Supplied material >>
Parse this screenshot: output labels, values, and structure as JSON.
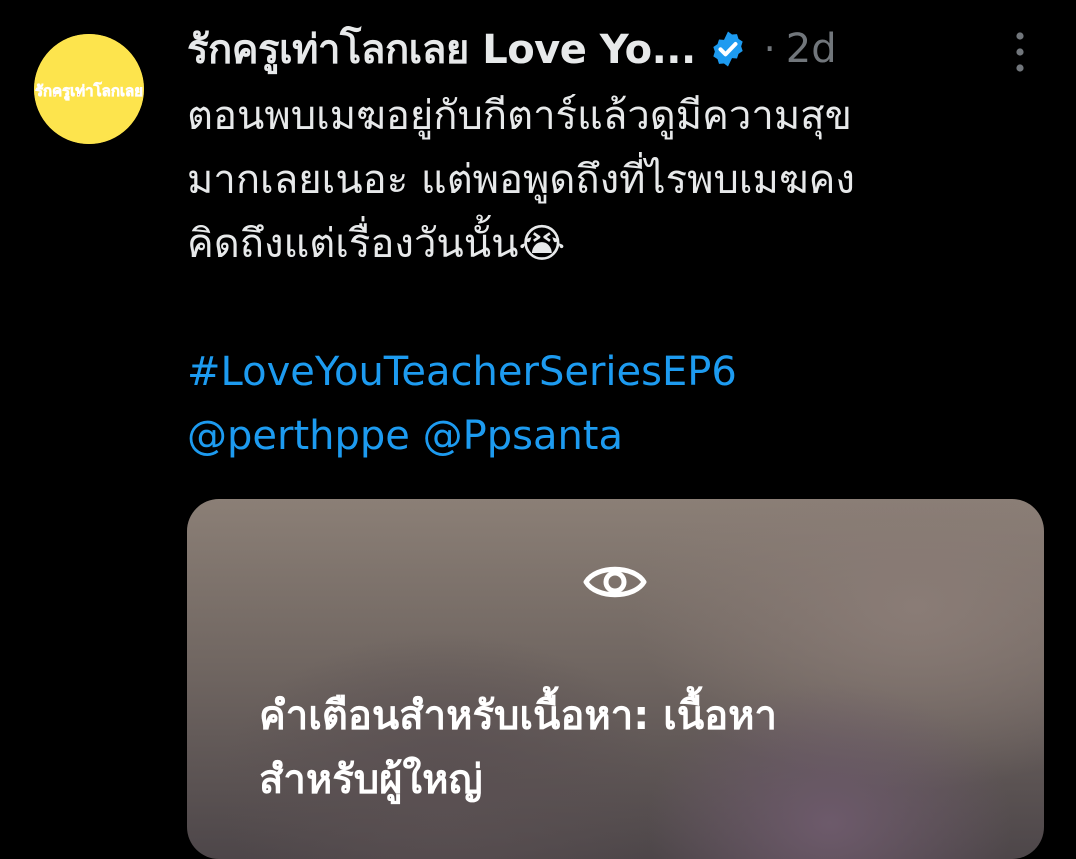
{
  "tweet": {
    "author": {
      "display_name": "รักครูเท่าโลกเลย Love Yo...",
      "avatar_text": "รักครูเท่าโลกเลย"
    },
    "separator": "·",
    "time": "2d",
    "text_lines": [
      "ตอนพบเมฆอยู่กับกีตาร์แล้วดูมีความสุข",
      "มากเลยเนอะ แต่พอพูดถึงที่ไรพบเมฆคง",
      "คิดถึงแต่เรื่องวันนั้น😭"
    ],
    "hashtag": "#LoveYouTeacherSeriesEP6",
    "mentions": [
      "@perthppe",
      "@Ppsanta"
    ],
    "media": {
      "warning_lines": [
        "คำเตือนสำหรับเนื้อหา: เนื้อหา",
        "สำหรับผู้ใหญ่"
      ]
    }
  },
  "icons": {
    "verified": "verified-badge-icon",
    "more": "more-vertical-icon",
    "eye": "eye-icon"
  },
  "colors": {
    "background": "#000000",
    "text": "#e7e9ea",
    "secondary": "#71767b",
    "link": "#1d9bf0",
    "verified": "#1d9bf0",
    "avatar_bg": "#fde44d"
  }
}
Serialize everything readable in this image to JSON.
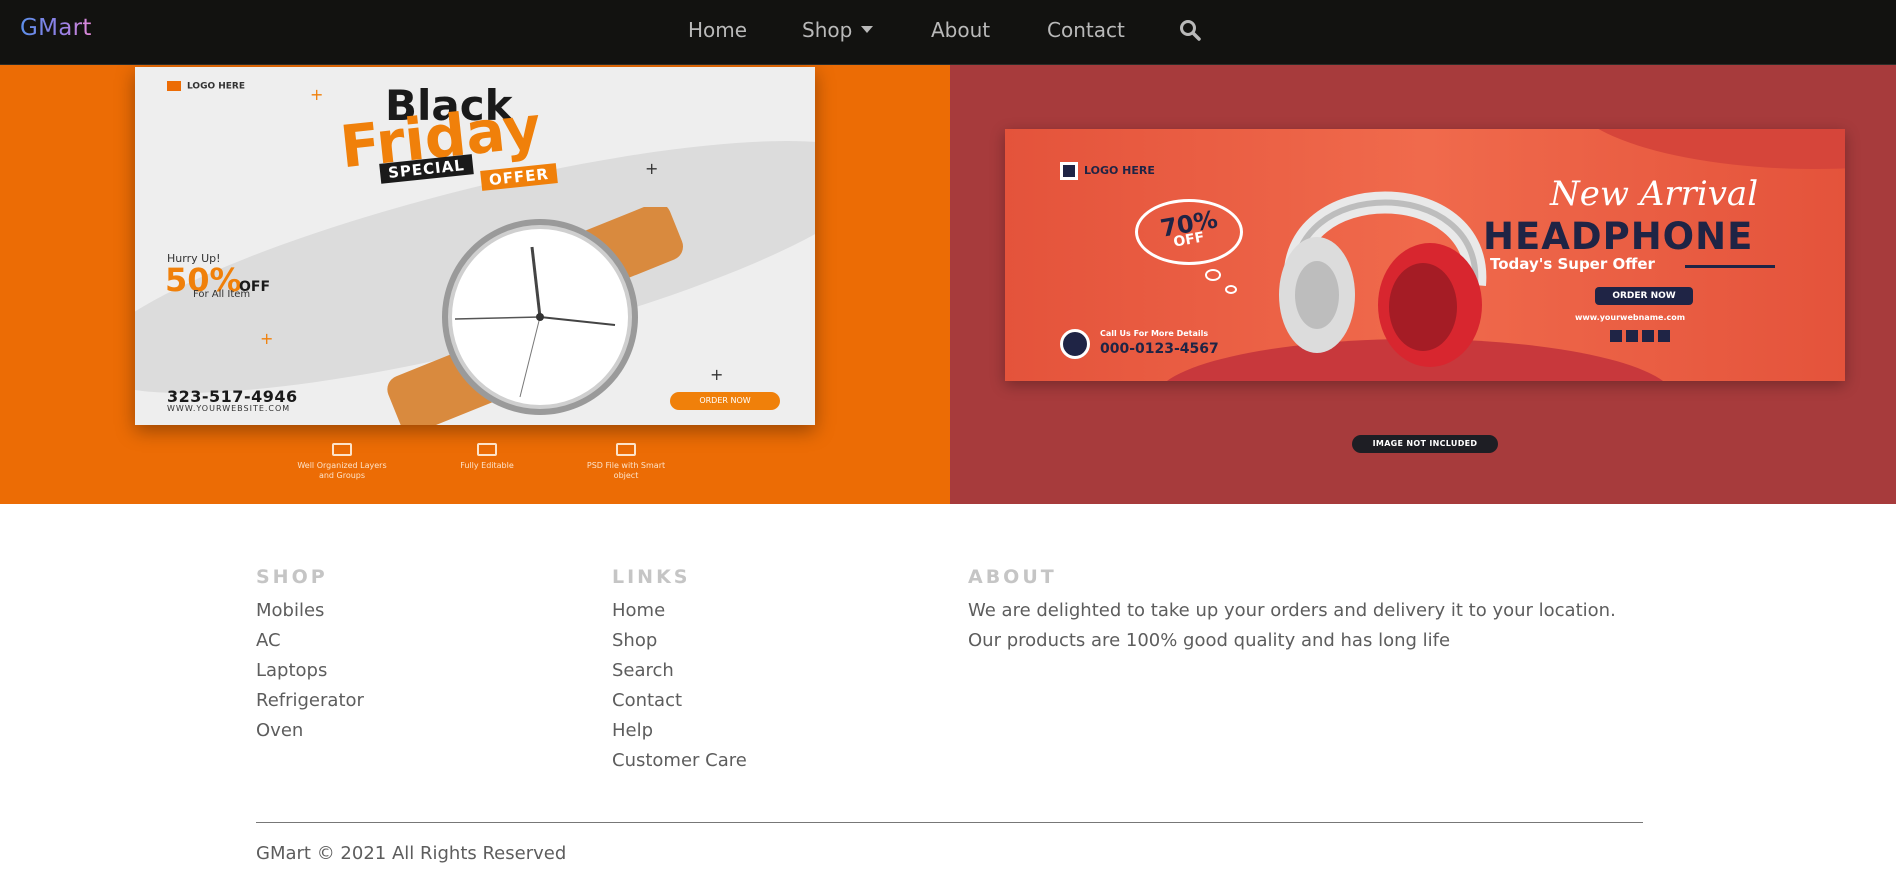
{
  "navbar": {
    "brand": "GMart",
    "items": [
      {
        "label": "Home"
      },
      {
        "label": "Shop"
      },
      {
        "label": "About"
      },
      {
        "label": "Contact"
      }
    ],
    "search_icon": "search-icon"
  },
  "banners": {
    "left": {
      "background": "#ec6c05",
      "logo": "LOGO HERE",
      "headline_1": "Black",
      "headline_2": "Friday",
      "tag_1": "SPECIAL",
      "tag_2": "OFFER",
      "hurry": "Hurry Up!",
      "percent": "50%",
      "off": "OFF",
      "for_all": "For All Item",
      "phone": "323-517-4946",
      "website": "WWW.YOURWEBSITE.COM",
      "order_button": "ORDER NOW",
      "features": [
        {
          "text": "Well Organized Layers and Groups"
        },
        {
          "text": "Fully Editable"
        },
        {
          "text": "PSD File with Smart object"
        }
      ]
    },
    "right": {
      "background": "#a73b3c",
      "logo": "LOGO HERE",
      "discount": "70%",
      "discount_off": "OFF",
      "call_label": "Call Us For More Details",
      "call_number": "000-0123-4567",
      "new_arrival": "New Arrival",
      "title": "HEADPHONE",
      "super_offer": "Today's Super Offer",
      "order_button": "ORDER NOW",
      "website": "www.yourwebname.com",
      "image_note": "IMAGE NOT INCLUDED"
    }
  },
  "footer": {
    "shop": {
      "heading": "SHOP",
      "items": [
        "Mobiles",
        "AC",
        "Laptops",
        "Refrigerator",
        "Oven"
      ]
    },
    "links": {
      "heading": "LINKS",
      "items": [
        "Home",
        "Shop",
        "Search",
        "Contact",
        "Help",
        "Customer Care"
      ]
    },
    "about": {
      "heading": "ABOUT",
      "text_line_1": "We are delighted to take up your orders and delivery it to your location.",
      "text_line_2": "Our products are 100% good quality and has long life"
    },
    "copyright": "GMart © 2021 All Rights Reserved"
  }
}
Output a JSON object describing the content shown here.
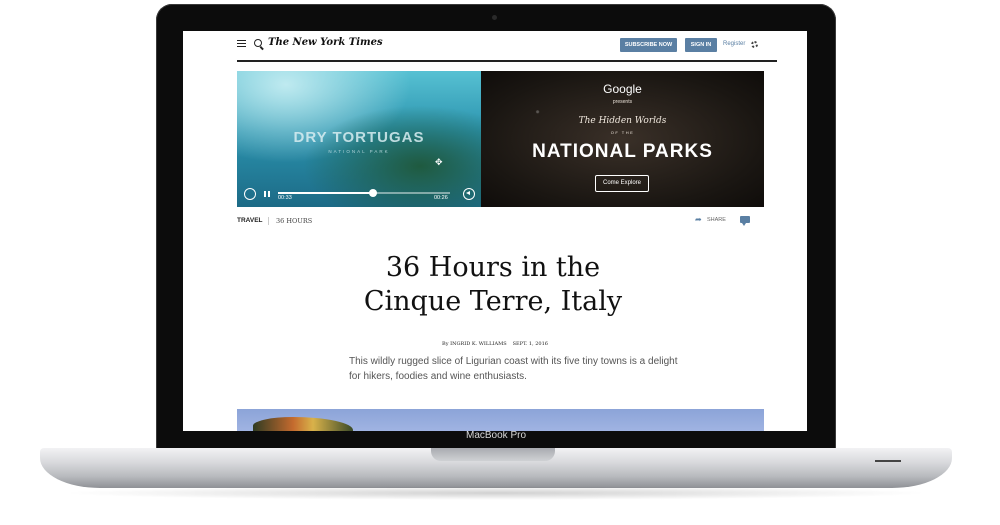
{
  "device": {
    "brand_label": "MacBook Pro"
  },
  "header": {
    "logo": "The New York Times",
    "subscribe_label": "SUBSCRIBE NOW",
    "signin_label": "SIGN IN",
    "register_label": "Register"
  },
  "video": {
    "title": "DRY TORTUGAS",
    "subtitle": "NATIONAL PARK",
    "current_time": "00:33",
    "end_time": "00:26",
    "progress": 0.55
  },
  "promo": {
    "brand": "Google",
    "presents": "presents",
    "hidden_worlds": "The Hidden Worlds",
    "of_the": "OF THE",
    "title": "NATIONAL PARKS",
    "cta_label": "Come Explore"
  },
  "article": {
    "section": "TRAVEL",
    "subsection": "36 HOURS",
    "share_label": "SHARE",
    "headline_line1": "36 Hours in the",
    "headline_line2": "Cinque Terre, Italy",
    "byline": "By INGRID K. WILLIAMS",
    "date": "SEPT. 1, 2016",
    "summary": "This wildly rugged slice of Ligurian coast with its five tiny towns is a delight for hikers, foodies and wine enthusiasts."
  },
  "colors": {
    "accent": "#5a7fa3"
  }
}
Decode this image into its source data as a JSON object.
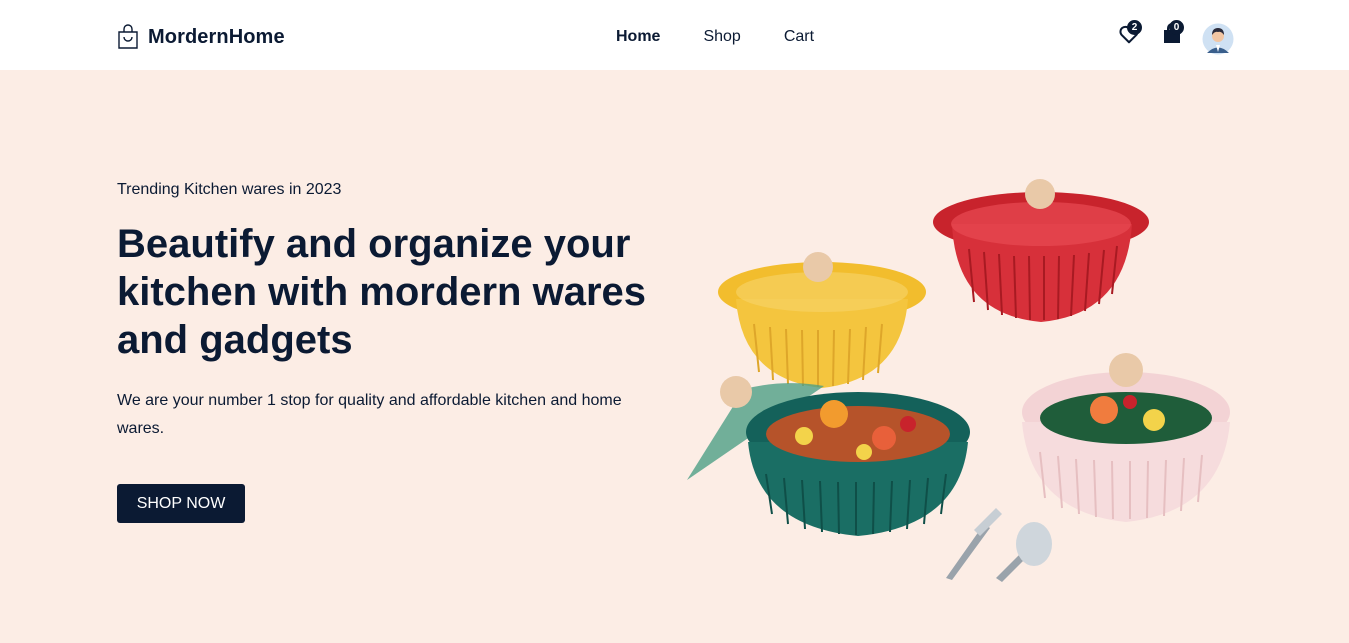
{
  "header": {
    "brand": "MordernHome",
    "brand_icon": "shopping-bag-icon",
    "nav": [
      {
        "label": "Home",
        "active": true
      },
      {
        "label": "Shop",
        "active": false
      },
      {
        "label": "Cart",
        "active": false
      }
    ],
    "wishlist_count": "2",
    "cart_count": "0",
    "icons": [
      "heart-icon",
      "shopping-bag-icon",
      "user-avatar"
    ]
  },
  "hero": {
    "eyebrow": "Trending Kitchen wares in 2023",
    "headline": "Beautify and organize your kitchen with mordern wares and gadgets",
    "description": "We are your number 1 stop for quality and affordable kitchen and home wares.",
    "cta_label": "SHOP NOW",
    "image": "ceramic-cookware-pots-illustration"
  },
  "colors": {
    "primary": "#0b1a33",
    "hero_background": "#fcede5",
    "header_background": "#ffffff"
  }
}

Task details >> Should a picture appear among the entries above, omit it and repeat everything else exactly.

Solution to this exercise >>
Parse this screenshot: output labels, values, and structure as JSON.
{
  "tweet": {
    "author": {
      "display_name": "รักครูเท่าโลกเลย Love Yo...",
      "avatar_text": "รักครูเท่าโลกเลย"
    },
    "separator": "·",
    "time": "2d",
    "text_lines": [
      "ตอนพบเมฆอยู่กับกีตาร์แล้วดูมีความสุข",
      "มากเลยเนอะ แต่พอพูดถึงที่ไรพบเมฆคง",
      "คิดถึงแต่เรื่องวันนั้น😭"
    ],
    "hashtag": "#LoveYouTeacherSeriesEP6",
    "mentions": [
      "@perthppe",
      "@Ppsanta"
    ],
    "media": {
      "warning_lines": [
        "คำเตือนสำหรับเนื้อหา: เนื้อหา",
        "สำหรับผู้ใหญ่"
      ]
    }
  },
  "icons": {
    "verified": "verified-badge-icon",
    "more": "more-vertical-icon",
    "eye": "eye-icon"
  },
  "colors": {
    "background": "#000000",
    "text": "#e7e9ea",
    "secondary": "#71767b",
    "link": "#1d9bf0",
    "verified": "#1d9bf0",
    "avatar_bg": "#fde44d"
  }
}
Serialize everything readable in this image to JSON.
{
  "navbar": {
    "brand": "GMart",
    "items": [
      {
        "label": "Home"
      },
      {
        "label": "Shop"
      },
      {
        "label": "About"
      },
      {
        "label": "Contact"
      }
    ],
    "search_icon": "search-icon"
  },
  "banners": {
    "left": {
      "background": "#ec6c05",
      "logo": "LOGO HERE",
      "headline_1": "Black",
      "headline_2": "Friday",
      "tag_1": "SPECIAL",
      "tag_2": "OFFER",
      "hurry": "Hurry Up!",
      "percent": "50%",
      "off": "OFF",
      "for_all": "For All Item",
      "phone": "323-517-4946",
      "website": "WWW.YOURWEBSITE.COM",
      "order_button": "ORDER NOW",
      "features": [
        {
          "text": "Well Organized Layers and Groups"
        },
        {
          "text": "Fully Editable"
        },
        {
          "text": "PSD File with Smart object"
        }
      ]
    },
    "right": {
      "background": "#a73b3c",
      "logo": "LOGO HERE",
      "discount": "70%",
      "discount_off": "OFF",
      "call_label": "Call Us For More Details",
      "call_number": "000-0123-4567",
      "new_arrival": "New Arrival",
      "title": "HEADPHONE",
      "super_offer": "Today's Super Offer",
      "order_button": "ORDER NOW",
      "website": "www.yourwebname.com",
      "image_note": "IMAGE NOT INCLUDED"
    }
  },
  "footer": {
    "shop": {
      "heading": "SHOP",
      "items": [
        "Mobiles",
        "AC",
        "Laptops",
        "Refrigerator",
        "Oven"
      ]
    },
    "links": {
      "heading": "LINKS",
      "items": [
        "Home",
        "Shop",
        "Search",
        "Contact",
        "Help",
        "Customer Care"
      ]
    },
    "about": {
      "heading": "ABOUT",
      "text_line_1": "We are delighted to take up your orders and delivery it to your location.",
      "text_line_2": "Our products are 100% good quality and has long life"
    },
    "copyright": "GMart © 2021 All Rights Reserved"
  }
}
Output a JSON object describing the content shown here.
{
  "device": {
    "brand_label": "MacBook Pro"
  },
  "header": {
    "logo": "The New York Times",
    "subscribe_label": "SUBSCRIBE NOW",
    "signin_label": "SIGN IN",
    "register_label": "Register"
  },
  "video": {
    "title": "DRY TORTUGAS",
    "subtitle": "NATIONAL PARK",
    "current_time": "00:33",
    "end_time": "00:26",
    "progress": 0.55
  },
  "promo": {
    "brand": "Google",
    "presents": "presents",
    "hidden_worlds": "The Hidden Worlds",
    "of_the": "OF THE",
    "title": "NATIONAL PARKS",
    "cta_label": "Come Explore"
  },
  "article": {
    "section": "TRAVEL",
    "subsection": "36 HOURS",
    "share_label": "SHARE",
    "headline_line1": "36 Hours in the",
    "headline_line2": "Cinque Terre, Italy",
    "byline": "By INGRID K. WILLIAMS",
    "date": "SEPT. 1, 2016",
    "summary": "This wildly rugged slice of Ligurian coast with its five tiny towns is a delight for hikers, foodies and wine enthusiasts."
  },
  "colors": {
    "accent": "#5a7fa3"
  }
}
Decode this image into its source data as a JSON object.
{
  "header": {
    "brand": "MordernHome",
    "brand_icon": "shopping-bag-icon",
    "nav": [
      {
        "label": "Home",
        "active": true
      },
      {
        "label": "Shop",
        "active": false
      },
      {
        "label": "Cart",
        "active": false
      }
    ],
    "wishlist_count": "2",
    "cart_count": "0",
    "icons": [
      "heart-icon",
      "shopping-bag-icon",
      "user-avatar"
    ]
  },
  "hero": {
    "eyebrow": "Trending Kitchen wares in 2023",
    "headline": "Beautify and organize your kitchen with mordern wares and gadgets",
    "description": "We are your number 1 stop for quality and affordable kitchen and home wares.",
    "cta_label": "SHOP NOW",
    "image": "ceramic-cookware-pots-illustration"
  },
  "colors": {
    "primary": "#0b1a33",
    "hero_background": "#fcede5",
    "header_background": "#ffffff"
  }
}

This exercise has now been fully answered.